Fans booed Reyes during what is possibly his last game at Citi Field. Long-time Mets fans were annoyed with Reyes’ selfish attitude, putting his personal record ahead of the good of the team. Although manager Terry Collins supported Reyes and the decision, it is clear that such a move is at best tacky and at worst emblematic of Reyes’ disrespect for Mets fans and the organization that he has called home for the last nine years.

After the game when asked about the unhappy fans, Reyes said, “I don’t care what people think. A lot of people told me, ‘Don’t play today.’”

Okay, so Jose doesn’t care what the fans think. That will go over in New York as well as instant pizza and frozen bagels. We Mets fans are passionate about our team and our city. We support our players and respect them, but we want the same from them. It has always seemed the Reyes is a total player. His uniform is always dirty after a game. He throws himself completely into a game, and we have come to appreciate that dedication, so I guess when we saw this completely unexpected cop-out we were more hurt than angry, although many expressed themselves vehemently when they booed.

Some have argued that the 77-85 Mets had nothing on the line in this game. They were just playing out the schedule, and that made it okay for Reyes to take an early shower.
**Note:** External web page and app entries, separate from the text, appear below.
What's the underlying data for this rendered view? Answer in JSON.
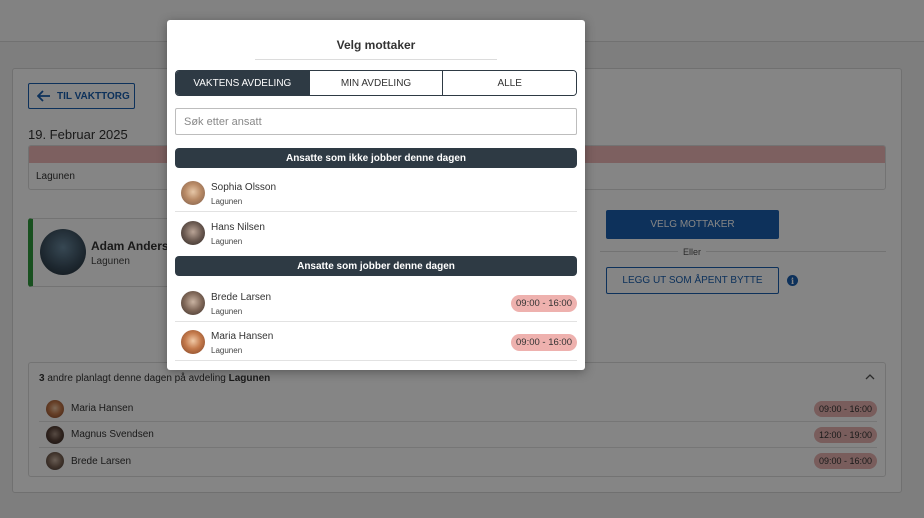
{
  "background": {
    "back_button": "TIL VAKTTORG",
    "date": "19. Februar 2025",
    "department": "Lagunen",
    "person": {
      "name": "Adam Anders",
      "department": "Lagunen"
    },
    "select_recipient_button": "VELG MOTTAKER",
    "or_text": "Eller",
    "publish_button": "LEGG UT SOM ÅPENT BYTTE",
    "others": {
      "count": "3",
      "header_text": " andre planlagt denne dagen på avdeling ",
      "department": "Lagunen",
      "rows": [
        {
          "name": "Maria Hansen",
          "time": "09:00 - 16:00"
        },
        {
          "name": "Magnus Svendsen",
          "time": "12:00 - 19:00"
        },
        {
          "name": "Brede Larsen",
          "time": "09:00 - 16:00"
        }
      ]
    }
  },
  "modal": {
    "title": "Velg mottaker",
    "tabs": [
      {
        "label": "VAKTENS AVDELING",
        "active": true
      },
      {
        "label": "MIN AVDELING",
        "active": false
      },
      {
        "label": "ALLE",
        "active": false
      }
    ],
    "search_placeholder": "Søk etter ansatt",
    "section_not_working": "Ansatte som ikke jobber denne dagen",
    "not_working": [
      {
        "name": "Sophia Olsson",
        "department": "Lagunen"
      },
      {
        "name": "Hans Nilsen",
        "department": "Lagunen"
      }
    ],
    "section_working": "Ansatte som jobber denne dagen",
    "working": [
      {
        "name": "Brede Larsen",
        "department": "Lagunen",
        "time": "09:00 - 16:00"
      },
      {
        "name": "Maria Hansen",
        "department": "Lagunen",
        "time": "09:00 - 16:00"
      }
    ]
  },
  "colors": {
    "primary": "#1a5fae",
    "dark": "#2e3a44",
    "time_badge": "#eeb1ae",
    "active_border": "#2e9a3c"
  }
}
Things would be different if this were a game deciding a playoff spot. This would matter more if this game mattered more.

I am sorry, but every game (every inning) counts. It is not about the contest having meaning because the game is more important than anything else. You know the old saying, “It’s not if you win or lose but how you play the game.” Well, that is applicable here. Jose made a tremendous mistake and manager Terry Collins should have told him “No!” He should have said, “The hell with the batting title. Get out there and play your nine innings and give these fans what they paid for.”

Unfortunately, this was not to be. Once again, Mets fans, stung by the Bernie Madoff scandal and injuries galore, had to endure yet another slap to the face. In the old days that might have sparked a duel, but the way we Mets fans are feeling now, we are better off just turning the other cheek and walking away.

Jose Reyes won a batting title; so what? Truthfully, I’d rather he hit .235 and see the Mets were going into the Wild Card series. The batting title is little comfort for a horrible year that has followed other horrible ones. Reyes will no doubt take the money and run - all the way to another team as far as he can go.

About Victor Lana

Victor Lana has published numerous stories, articles, and poems in literary magazines and online. His books In a Dark Time (1994), A Death in Prague (2002), Move (2003), The Savage Quiet September Sun: A Collection of 9/11 Stories (2005) and Like a Passing Shadow (2009) are available online and as e-books. He has won the National Arts Club Award for Poetry, but has concentrated mostly on fiction and non-fiction prose in recent years. He has worked as faculty advisor to school literary magazines and enjoys the creative process as a writer, editor, and collaborator. He has been with Blogcritics since July 2005, has edited many articles, was co-head sports editor with Charley Doherty, and now is a Culture and Society editor. He views Blogcritics as one of most exciting, fresh, and meaningful opportunities in his writing life.